Why Retail is an Epic Fail

This might seem like a strange post for a minimalist blog, but I feel like it’s something that I need to bring up. These days, news reports detailing declining retail sales are ubiquitous and retailers are always quick to lay blame with consumers, the economy and lack of wage growth etc. However, as a minimalist, I’ve always wondered if part of the retail decline is up and coming generations hitting back at consumerism and saying ‘no’ to purchasing excessive amounts of stuff.

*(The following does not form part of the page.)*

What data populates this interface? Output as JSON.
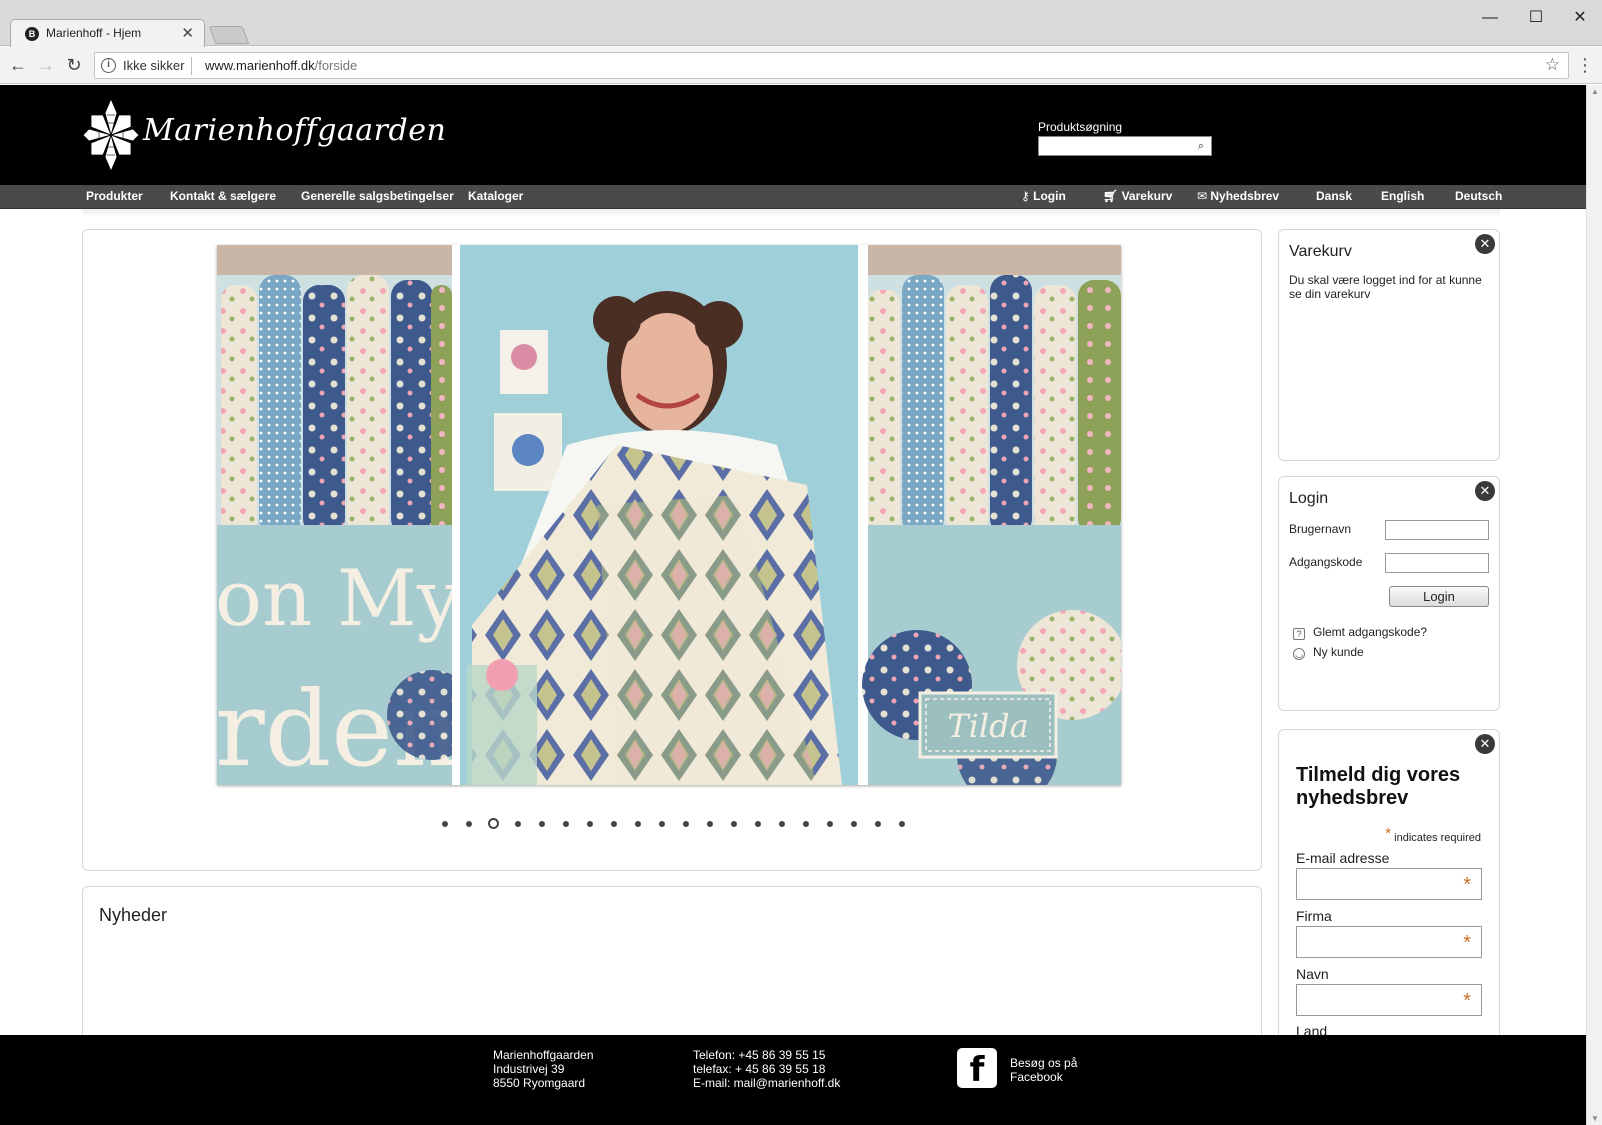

But a recent experience, has left me thinking that the retail epic fail is more to do with retailers themselves than with consumers. Over a period of two days I visited two popular Australian retailers. David Jones (major Australian department store) and House (kitchenware chain store). Prior to my retail outing I researched online the items I required (to reduce the amount of stores I would visit and also reduce any chance of impulse buying). With my two target stores chosen I headed in to David Jones on day one. However, I couldn’t find what I wanted on the shelf. Now nine times out of ten if I don’t see what I want, I just walk away and either go somewhere else or shop online. But on this particular occasion I decided to ask if the item was in stock because there happened to be a free staff member (a rarity). I was advised upon asking that they had one out the back…Out the back? But I can’t buy something that’s out the back…

Day two took me to House and I had a quick look around but again, couldn’t see what I was after. Now once again, I normally don’t ask but based on my experience the day before I decided I would. Wouldn’t you know it? They had what I wanted…out the back. Out the back again???

Again, I will emphasise that I normally don’t ask for things. If I don’t see it, I walk. How many other people out there are like that too? Retailers of the world take note: If it’s not on the shelf, it’s really hard to sell it.

So, based on my recent experience I think it’s spectacularly unfair retailers want to blame consumers for not spending. Maybe people are trying to spend? Most occasions when I’m in Myer (another major Australian department store- rival of David Jones) I have this feeling it’s probably easier to shoplift than it is to find someone to actually take my money (not that I ever would).

Perhaps the minimalist movement hasn’t impacted retail as much as I thought it might have and retailers just need to take a long hard look at themselves and stop trying to shift the blame.

What do you think about failing retail stores?